With our program, not only will you find that point regularly, but you'll also raise your threshold where negative effects kick in (i.e. It will require more-than-typical stress for your BPM to raise, allowing you to keep your faculties longer in worsening scenarios), better preparing you for those scary situations. If you don't live in our area (Salem/Willamette Valley, Oregon), I encourage you to find a martial arts/self-defense program that includes a high-intensity conditioning component. No. Sorry, programs like cardio-kickboxing and TaeBo don't count. To maximize realistic response, you need to hit and be hit (at least have a real perceived threat of being hit).
Remember: Be healthy. Be safe.
(For additional perspective on realistic response, check out this article.)
Sifu Caleb Hood is a martial arts instructor at Hood's Martial Arts Academy in Salem, Oregon. He currently offers classes in Kajukenbo Tum Pai and Yang style Tai Chi. He has experience training people from all age groups and ability levels. He is always eager to share the arts he practices with anyone that has a good attitude and a willingness to work hard. In addition to teaching self-defense through martial arts, Sifu Hood also promotes a healthy lifestyle, emphasizing healthy physical habits, as well as healthy mental habits. To learn more about the classes offered by Sifu Hood, or about the art of Kajukenbo Tum Pai or Tai Chi, visit the Hood's Martial Arts Academy website here.
One of the more likely improvised weapons you'll find lying around is some sort of blunt force object, e.g. a stick. From that, it stands to reason that you'll either be using a stick or defending against a stick if you find yourself in enough scraps. Objective side note: maybe you should change your ways if you're constantly finding yourself in scraps.
Here’s the deal. Martial arts is a great physical activity that can help you get in shape. However, it takes more than physical activity to be healthy.

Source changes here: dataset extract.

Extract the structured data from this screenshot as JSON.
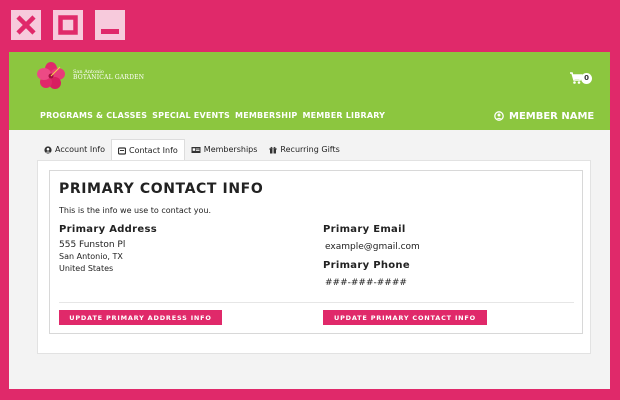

The old guy (or gal) on the mountain top who answers your question of “Where is the bathroom?” with “In your mind, you will find all answers.” is the pinnacle of martial arts masters, according to movies. S/he has probably been training since s/he could walk. But, what about those of us that start martial arts as adults, and not as limber kids at a Shaolin monastery? Is there any hope that we will gain any proficiency?
Belt ranking in the martial arts feels timeless. It’s really not that old of a tradition, however. And it feels like it’s already on its way out... Tradition can connect us with those that came before us, but it can also bind us if we put too much emphasis on the past.
When “shopping” for a martial arts school, yeah, the type of martial art a school teaches is important. But, more importantly, the qualities of the instructor should be weighed.
When training in martial arts it’s incredibly important to start from the ground and work your way up. After all, you don’t start construction of a house by building and shingling a roof.